A federal judge turned aside an 11th-hour move yesterday by two labor unions to prevent the federal government from instituting controversial changes in rules governing pay raises, layoffs and other personnel practices for government employes.

Judge Thomas Penfield Jackson said he would allow the Office of Personnel Management to put the revised regulations into effect Monday because he did not believe there was any immediate prospect of firings or other major actions against federal workers.

Any disputes stemming from the new rules may be settled later in Congress, in court or through other proceedings, the U.S. District Court judge said.

Lawyers for the American Federation of Government Employees, which claims to represent 700,000 federal workers, immediately appealed Jackson's ruling to the U.S. Court of Appeals here. The union asked the appellate court to block the new rules from taking effect.

Robert Tobias, president of the 110,000-member National Treasury Employees Union, denounced Jackson's ruling, contending it will lead to widespread disruption in personnel proceedings.

The revised regulations were drawn up by the Reagan administration in an attempt to put more emphasis on federal workers' performance and less on seniority. The rules are expected to make it more difficult for employes to gain regular pay increases and to weaken job security for longtime employes.

The shift would affect the way longevity pay raises and reductions in force are carried out for 1.2 million white-collar government workers, including about 360,000 in the Washington and Baltimore areas.

Congress has twice barred the Office of Personnel Management from instituting the revamped regulations. But the latest congressional ban will expire Monday. With Congress in recess, no further action is likely before mid-July, officials said.

An amendment to delay the shift in rules, sponsored by Rep. Steny H. Hoyer (D-Md.), has been approved by the House as part of an appropriations measure. No similar provision has been adopted by the Senate. A House-Senate conference committee is expected to decide soon whether to retain the Hoyer amendment.

Earlier this week, the Office of Personnel Management indicated it might withdraw the proposed rules, but the OPM move was quickly overturned by the Office of Management and Budget. An OMB spokesman said the proposed delay was rejected because the new rules reflected administration policy.

In a further sign of last-minute jockeying, Rep. Frank R. Wolf (R-Va.) called on OMB director David A. Stockman to "pull back" the revised rules. "The people who are threatened by these regulations are loyal, dependable, fully successful performing civil servants," Wolf said in a letter released yesterday.
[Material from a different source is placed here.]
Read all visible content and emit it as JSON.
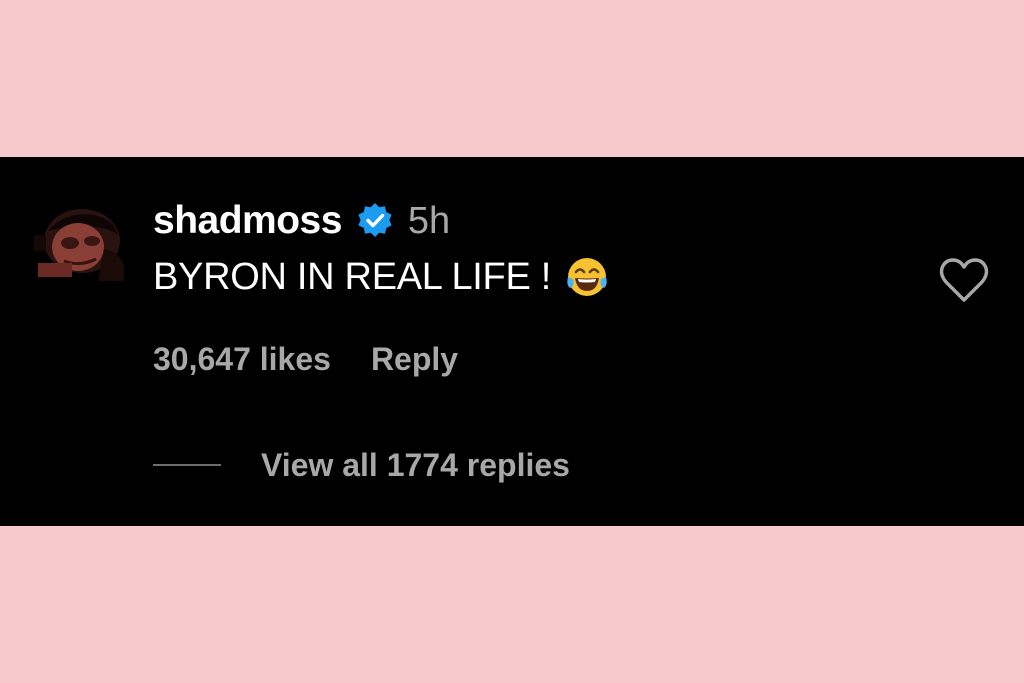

In his ruling yesterday, Jackson chided the unions for delaying their court challenge until three days before the rules were due to take effect, and he said that Congress should not expect the courts to "relieve it of the time pressure" of Monday's deadline by interceding in the personnel dispute.